By Joel Fitzgibbon
11 March 2020
High school graduates hoping to fulfil their dream of becoming a well-paid mining engineer will inevitably find themselves on the website of the University of NSW. There they’ll find a coloured photo of two large dump trucks driving past a large coal stockpile. The UNSW has a great mining school, arguably the best in Australia.
Notwithstanding, last week the UNSW Council resolved to move away from any investments it holds in fossil fuel related entities. Do you see the paradox? Or as some might see it, the hypocrisy?
One assumes the UNSW mining school will remain a strong source of revenue for the highly respected university. This should be the case because Australia’s mining industry, including the coal, oil and gas sectors, will remain an enormously important generator of wealth and jobs for many decades to come.

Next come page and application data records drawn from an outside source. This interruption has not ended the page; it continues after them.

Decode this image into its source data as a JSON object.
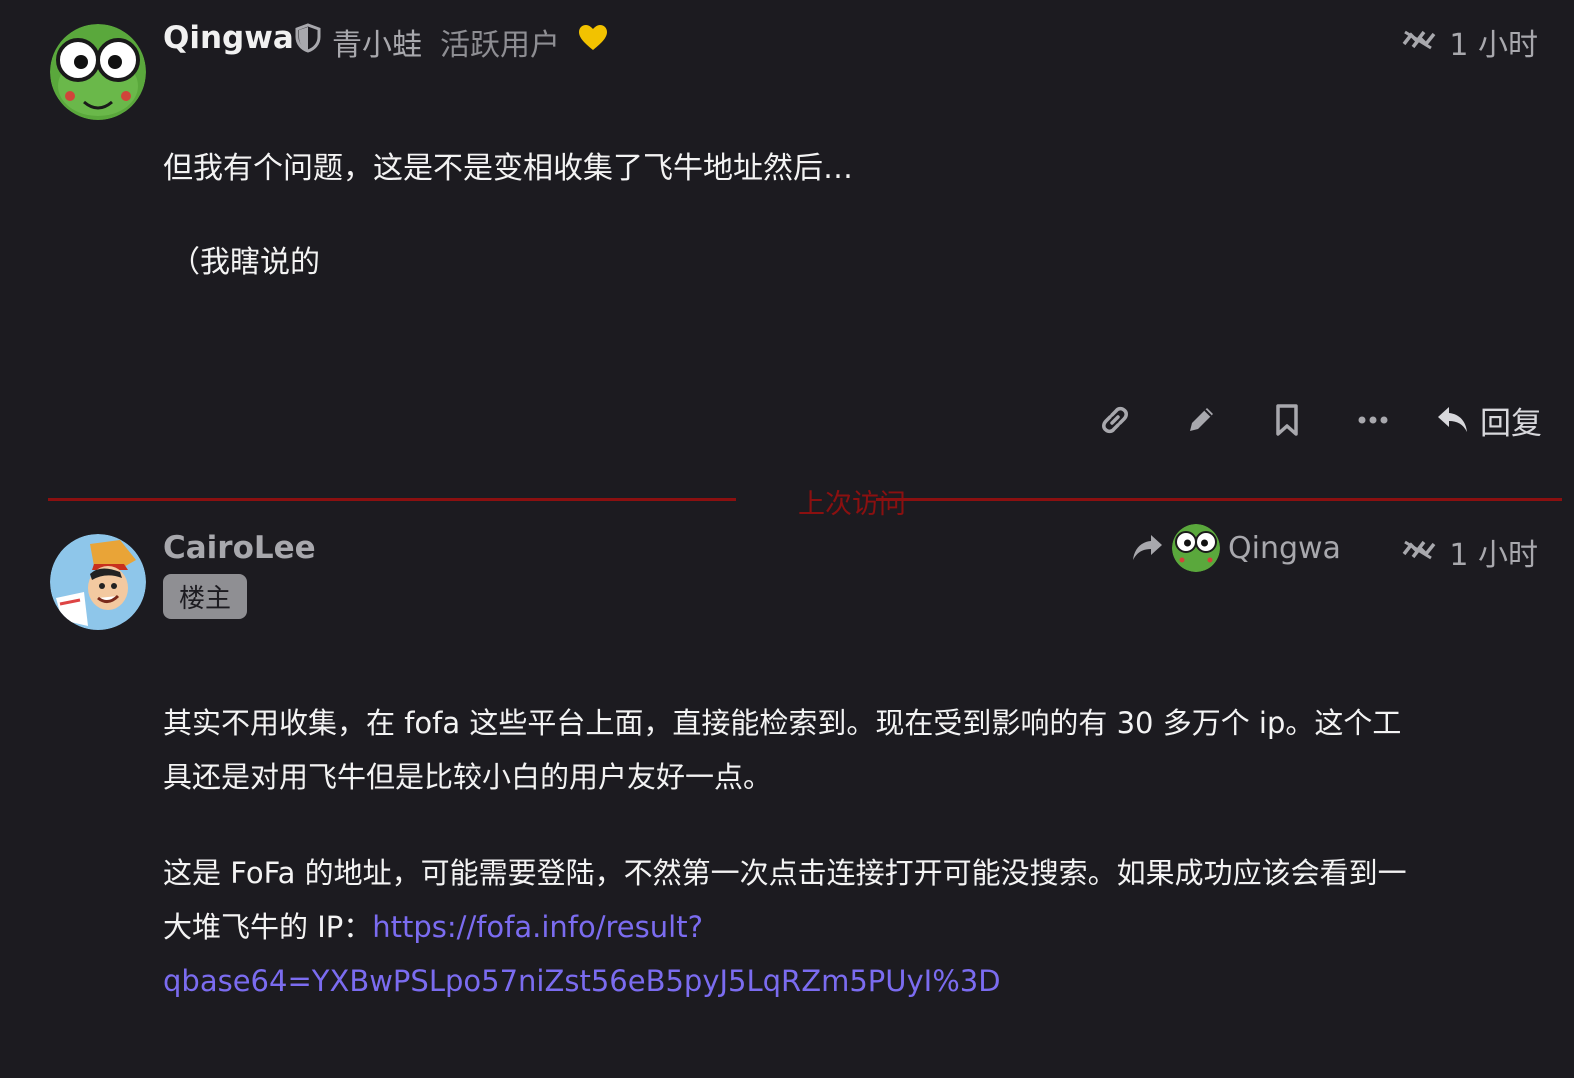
{
  "post1": {
    "username": "Qingwa",
    "display_name": "青小蛙",
    "title": "活跃用户",
    "time": "1 小时",
    "paragraphs": [
      "但我有个问题，这是不是变相收集了飞牛地址然后…",
      "（我瞎说的"
    ],
    "actions": {
      "reply_label": "回复"
    }
  },
  "divider": {
    "label": "上次访问"
  },
  "post2": {
    "username": "CairoLee",
    "badge": "楼主",
    "reply_to": "Qingwa",
    "time": "1 小时",
    "para1_line1": "其实不用收集，在 fofa 这些平台上面，直接能检索到。现在受到影响的有 30 多万个 ip。这个工",
    "para1_line2": "具还是对用飞牛但是比较小白的用户友好一点。",
    "para2_line1": "这是 FoFa 的地址，可能需要登陆，不然第一次点击连接打开可能没搜索。如果成功应该会看到一",
    "para2_line2_prefix": "大堆飞牛的 IP：",
    "link_part1": "https://fofa.info/result?",
    "link_part2": "qbase64=YXBwPSLpo57niZst56eB5pyJ5LqRZm5PUyI%3D"
  },
  "colors": {
    "background": "#1c1b20",
    "divider": "#8b1010",
    "link": "#7b6cf0",
    "heart": "#f2c200"
  }
}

Arguably, the resources sector’s biggest threat is not climate change activism but rather, it’s struggle to secure the skilled workforce it needs. This latter challenge is growing as the mining sector becomes more sophisticated due to the embrace of productivity enhancing new technologies. So, all strength to UNSW’s arm, may it pump-out quality mining engineers for many decades to come.

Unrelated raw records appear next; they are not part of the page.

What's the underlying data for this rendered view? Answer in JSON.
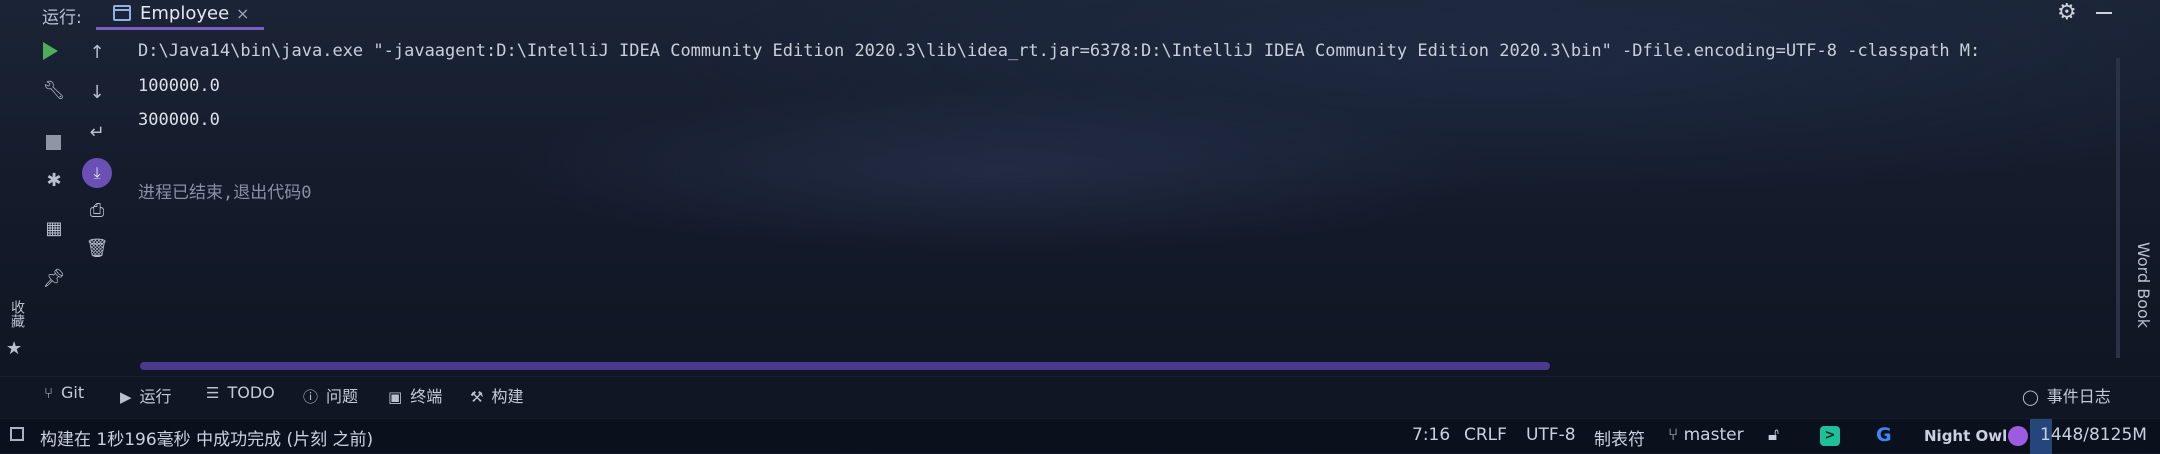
{
  "run_panel": {
    "label": "运行:",
    "tab": {
      "title": "Employee",
      "close": "×"
    },
    "icons": [
      "settings-gear-icon",
      "minimize-icon"
    ]
  },
  "left_toolbar": {
    "column1": [
      "run-icon",
      "wrench-icon",
      "stop-icon",
      "debug-icon",
      "layout-icon",
      "pin-icon"
    ],
    "column2": [
      "up-arrow-icon",
      "down-arrow-icon",
      "soft-wrap-icon",
      "scroll-to-end-icon",
      "print-icon",
      "trash-icon"
    ]
  },
  "console": {
    "command": "D:\\Java14\\bin\\java.exe \"-javaagent:D:\\IntelliJ IDEA Community Edition 2020.3\\lib\\idea_rt.jar=6378:D:\\IntelliJ IDEA Community Edition 2020.3\\bin\" -Dfile.encoding=UTF-8 -classpath M:",
    "output": [
      "100000.0",
      "300000.0"
    ],
    "exit_message": "进程已结束,退出代码0"
  },
  "side_labels": {
    "word_book": "Word Book",
    "favorites": "收藏"
  },
  "tool_tabs": [
    {
      "label": "Git",
      "icon": "git-branch-icon"
    },
    {
      "label": "运行",
      "icon": "run-triangle-icon"
    },
    {
      "label": "TODO",
      "icon": "list-icon"
    },
    {
      "label": "问题",
      "icon": "info-icon"
    },
    {
      "label": "终端",
      "icon": "terminal-icon"
    },
    {
      "label": "构建",
      "icon": "hammer-icon"
    }
  ],
  "event_log": "事件日志",
  "status_bar": {
    "message": "构建在 1秒196毫秒 中成功完成 (片刻 之前)",
    "position": "7:16",
    "line_separator": "CRLF",
    "encoding": "UTF-8",
    "indent": "制表符",
    "branch": "master",
    "theme": "Night Owl",
    "memory": "1448/8125M"
  }
}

On the other side of the equation, the UNSW is a world leader in renewable technologies. This is also a good thing. The great bulk of Australia’s coal, oil and gas is sold on export markets where it earns us the foreign exchange needed to buy our imported cars, iPhones, computers, flat screen televisions and white goods. Locally, the UNSW is helping us create new and additional jobs in the clean energy sector. Many young high school graduates will find a photo of the solar panels on the University’s website too.

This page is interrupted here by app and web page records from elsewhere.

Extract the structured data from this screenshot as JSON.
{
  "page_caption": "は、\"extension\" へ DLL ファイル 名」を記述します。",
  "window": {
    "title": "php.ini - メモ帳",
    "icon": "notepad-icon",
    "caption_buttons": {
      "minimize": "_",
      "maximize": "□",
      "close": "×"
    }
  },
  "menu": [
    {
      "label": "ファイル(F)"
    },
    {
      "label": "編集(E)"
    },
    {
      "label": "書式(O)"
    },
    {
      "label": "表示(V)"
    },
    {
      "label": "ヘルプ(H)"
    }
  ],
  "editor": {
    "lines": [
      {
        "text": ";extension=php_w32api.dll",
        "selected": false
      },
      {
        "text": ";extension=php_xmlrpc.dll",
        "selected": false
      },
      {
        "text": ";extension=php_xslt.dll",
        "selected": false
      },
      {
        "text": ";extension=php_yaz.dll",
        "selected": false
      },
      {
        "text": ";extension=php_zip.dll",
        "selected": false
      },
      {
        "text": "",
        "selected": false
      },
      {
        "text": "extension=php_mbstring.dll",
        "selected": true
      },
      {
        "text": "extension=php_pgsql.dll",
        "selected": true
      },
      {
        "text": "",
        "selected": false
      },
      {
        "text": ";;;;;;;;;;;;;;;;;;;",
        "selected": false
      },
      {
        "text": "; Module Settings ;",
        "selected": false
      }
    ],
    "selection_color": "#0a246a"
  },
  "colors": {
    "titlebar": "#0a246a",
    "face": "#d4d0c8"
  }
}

Our engineers have never been more important, they are not just extracting product from beneath and driving innovation in clean energy, they are key players in the success we are having in progressing the hydrogen sector and making carbon capture and storage technologies a commercial reality. On the latter, both government and business are investing heavily to ensure the sustainability of the fossil fuels sector.
Around the world, Australia’s gas exports are displacing inefficient coal in the electricity generation sector, helping developing counties in particular, reduce their carbon emissions. Likewise, our more efficient thermal coal is displacing less efficient product in overseas markets. Emerging economies are using our metallurgical coal to manufacture the steel they need to build the wind turbines they require to clean up their economies.
Australia is moving confidently towards zero net emissions by 2050 and we’ll continue to help others reduce their emissions too. Institutions like the UNSW will be critical to our success, as long as they keep delivering those amazing mining engineers.